The justice secretary plays Scrooge in a distinctly modern version of Dickens’ tale.
Our beloved justice secretary, Chris Grayling, played Ebeneezer Scrooge this year in his village production of Charles Dickens’ A Christmas Carol. The director allocated him the part without audition.
This version had a modern twist. When the Ghost of Christmas Past came to visit Scrooge, he was spirited off to the main square in Kiev, Ukraine. He saw hundreds of thousands braving the winter cold to call for their country to move towards association with the European Union, and to be governed by European values. Scrooge addressed them: ‘Bah, humbug! You don’t know what you’re talking about! The EU knows no values, only interference and bureaucracy. Go home and be satisfied with what you have.’ The crowd gave an ear-splitting roar for freedom under European rule of law.
He was shown a copy of a report produced by the Council of Bars and Law Societies of Europe (CCBE) about the establishment of the new Bar Association of Ukraine, including a section on recent disciplinary proceedings and decisions against advocates in the Ukraine. Are the core principles of self-regulation and independence guaranteed? Can advocates speak and gather freely? Are disciplinary proceedings held without the presence of the lawyer concerned? ‘European standards? What are they?’ asked Scrooge dismissively, throwing the report at the heads of the wailing advocates.
The Ghost of Christmas Present took him to the overflowing waiting room of a court back in the UK. Landlords and tenants, employers and employees, husbands and wives sat silent and dejected, their heads in their hands. There was no one to represent them after the 30% cut in legal aid had been introduced. Two little children called Ignorance and Want huddled pitifully in the corner. Huge crocodile tears dropped down Scrooge’s face. He cried louder than the litigants themselves. ‘I feel your pain!’ he emoted. ‘My hand was forced! Don’t blame me – it’s the economic crisis!’ Outside, home owners cheered as house prices continued to rise, and people in the booming south-east laughed.
It was the Ghost of Christmas Yet to Come who took Scrooge to the Anglosphere, a loose federation of the US, UK, Canada, Australia and New Zealand, which the UK had joined after leaving the EU. Just as the EU had started as a coal and steel agreement between the original six countries, so the Anglosphere had begun through a multilateral agreement for co-operation in intelligence between the five countries concerned, known as Five Eyes.

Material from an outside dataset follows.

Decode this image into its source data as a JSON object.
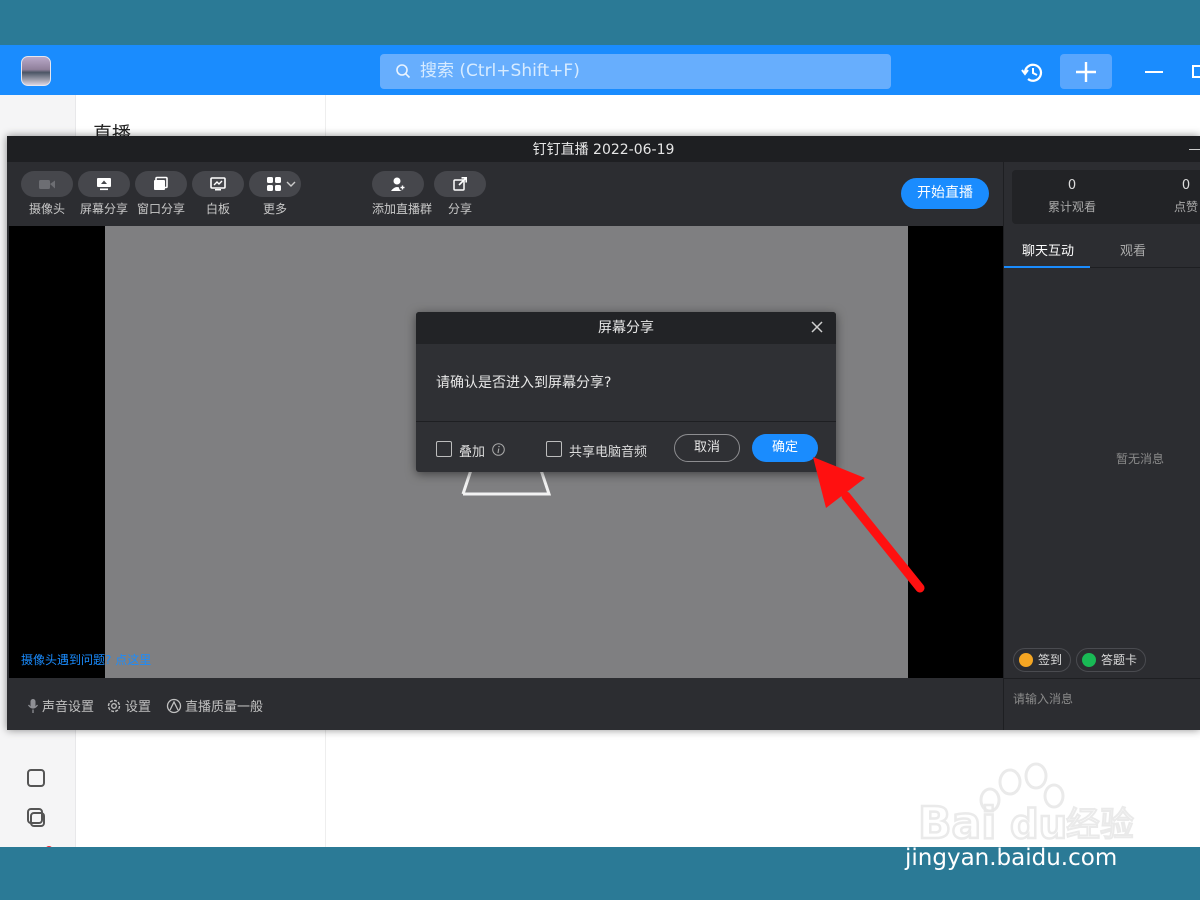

All the citizens of these five countries were spied on constantly by their governments (video cameras in the streets, programmes to gather mobile phone information, mass surveillance of emails and other web traffic), and the intelligence was shared between the five. The governments argued that their citizens’ common English language gave them privileged access to Anglophone-only concepts like freedom and fairness (unknown to foreign-language speakers, who just know words like ‘despotism’ and ‘tyranny’). But the citizens wanted their privacy back.
The lawyers begged Scrooge to respect legal professional privilege. ‘Don’t let Five Eyes spy on confidential communications with our clients!’ He kicked them contemptuously out of his office when they insisted that universal concepts of democracy and the rule of law were undermined by mass government surveillance.
In this version of A Christmas Carol, the most modern twist of all came at the end. There was no redemption for Scrooge in recognising the error of his ways. Scrooge was right, you see – and all because he spoke the English language!
Jonathan Goldsmith is secretary general of the Council of Bars and Law Societies of Europe, which represents around a million European lawyers through its member bars and law societies. He blogs weekly for the Gazette on European affairs